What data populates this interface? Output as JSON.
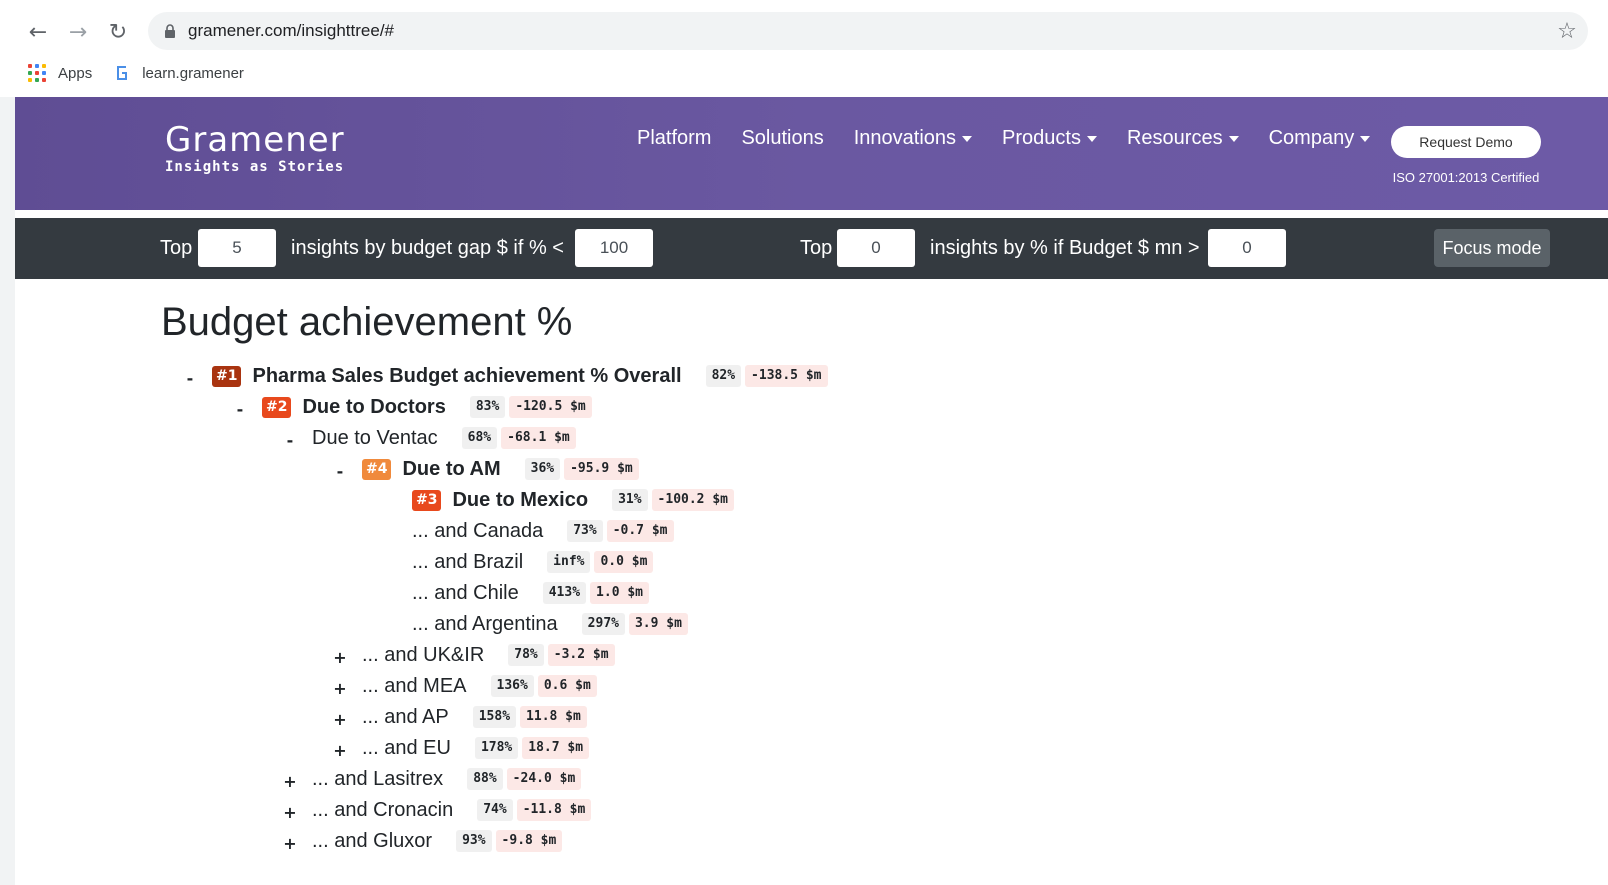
{
  "browser": {
    "url": "gramener.com/insighttree/#",
    "bookmarks": [
      {
        "label": "Apps",
        "icon": "apps-grid-icon"
      },
      {
        "label": "learn.gramener",
        "icon": "gramener-g-icon"
      }
    ]
  },
  "header": {
    "logo_name": "Gramener",
    "logo_tagline": "Insights as Stories",
    "menu": [
      {
        "label": "Platform",
        "dropdown": false
      },
      {
        "label": "Solutions",
        "dropdown": false
      },
      {
        "label": "Innovations",
        "dropdown": true
      },
      {
        "label": "Products",
        "dropdown": true
      },
      {
        "label": "Resources",
        "dropdown": true
      },
      {
        "label": "Company",
        "dropdown": true
      }
    ],
    "demo_button": "Request Demo",
    "iso_note": "ISO 27001:2013 Certified"
  },
  "toolbar": {
    "top_label_1": "Top",
    "top_value_1": "5",
    "text_1": "insights by budget gap $ if % <",
    "threshold_1": "100",
    "top_label_2": "Top",
    "top_value_2": "0",
    "text_2": "insights by % if Budget $ mn >",
    "threshold_2": "0",
    "focus_button": "Focus mode"
  },
  "content": {
    "title": "Budget achievement %",
    "rows": [
      {
        "toggle": "-",
        "rank": "#1",
        "label": "Pharma Sales Budget achievement % Overall",
        "bold": true,
        "pct": "82%",
        "gap": "-138.5 $m"
      },
      {
        "toggle": "-",
        "rank": "#2",
        "label": "Due to Doctors",
        "bold": true,
        "pct": "83%",
        "gap": "-120.5 $m"
      },
      {
        "toggle": "-",
        "rank": "",
        "label": "Due to Ventac",
        "bold": false,
        "pct": "68%",
        "gap": "-68.1 $m"
      },
      {
        "toggle": "-",
        "rank": "#4",
        "label": "Due to AM",
        "bold": true,
        "pct": "36%",
        "gap": "-95.9 $m"
      },
      {
        "toggle": "",
        "rank": "#3",
        "label": "Due to Mexico",
        "bold": true,
        "pct": "31%",
        "gap": "-100.2 $m"
      },
      {
        "toggle": "",
        "rank": "",
        "label": "... and Canada",
        "bold": false,
        "pct": "73%",
        "gap": "-0.7 $m"
      },
      {
        "toggle": "",
        "rank": "",
        "label": "... and Brazil",
        "bold": false,
        "pct": "inf%",
        "gap": "0.0 $m"
      },
      {
        "toggle": "",
        "rank": "",
        "label": "... and Chile",
        "bold": false,
        "pct": "413%",
        "gap": "1.0 $m"
      },
      {
        "toggle": "",
        "rank": "",
        "label": "... and Argentina",
        "bold": false,
        "pct": "297%",
        "gap": "3.9 $m"
      },
      {
        "toggle": "+",
        "rank": "",
        "label": "... and UK&IR",
        "bold": false,
        "pct": "78%",
        "gap": "-3.2 $m"
      },
      {
        "toggle": "+",
        "rank": "",
        "label": "... and MEA",
        "bold": false,
        "pct": "136%",
        "gap": "0.6 $m"
      },
      {
        "toggle": "+",
        "rank": "",
        "label": "... and AP",
        "bold": false,
        "pct": "158%",
        "gap": "11.8 $m"
      },
      {
        "toggle": "+",
        "rank": "",
        "label": "... and EU",
        "bold": false,
        "pct": "178%",
        "gap": "18.7 $m"
      },
      {
        "toggle": "+",
        "rank": "",
        "label": "... and Lasitrex",
        "bold": false,
        "pct": "88%",
        "gap": "-24.0 $m"
      },
      {
        "toggle": "+",
        "rank": "",
        "label": "... and Cronacin",
        "bold": false,
        "pct": "74%",
        "gap": "-11.8 $m"
      },
      {
        "toggle": "+",
        "rank": "",
        "label": "... and Gluxor",
        "bold": false,
        "pct": "93%",
        "gap": "-9.8 $m"
      }
    ]
  },
  "colors": {
    "header_purple": "#6a58a1",
    "toolbar_dark": "#343a40",
    "rank_1": "#a93410",
    "rank_2": "#e8491d",
    "rank_3": "#e8491d",
    "rank_4": "#f08a3c",
    "gap_tag_bg": "#fce8e6"
  }
}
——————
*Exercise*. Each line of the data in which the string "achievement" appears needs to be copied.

*Problem solution*.
    "title": "Budget achievement %",
        "label": "Pharma Sales Budget achievement % Overall",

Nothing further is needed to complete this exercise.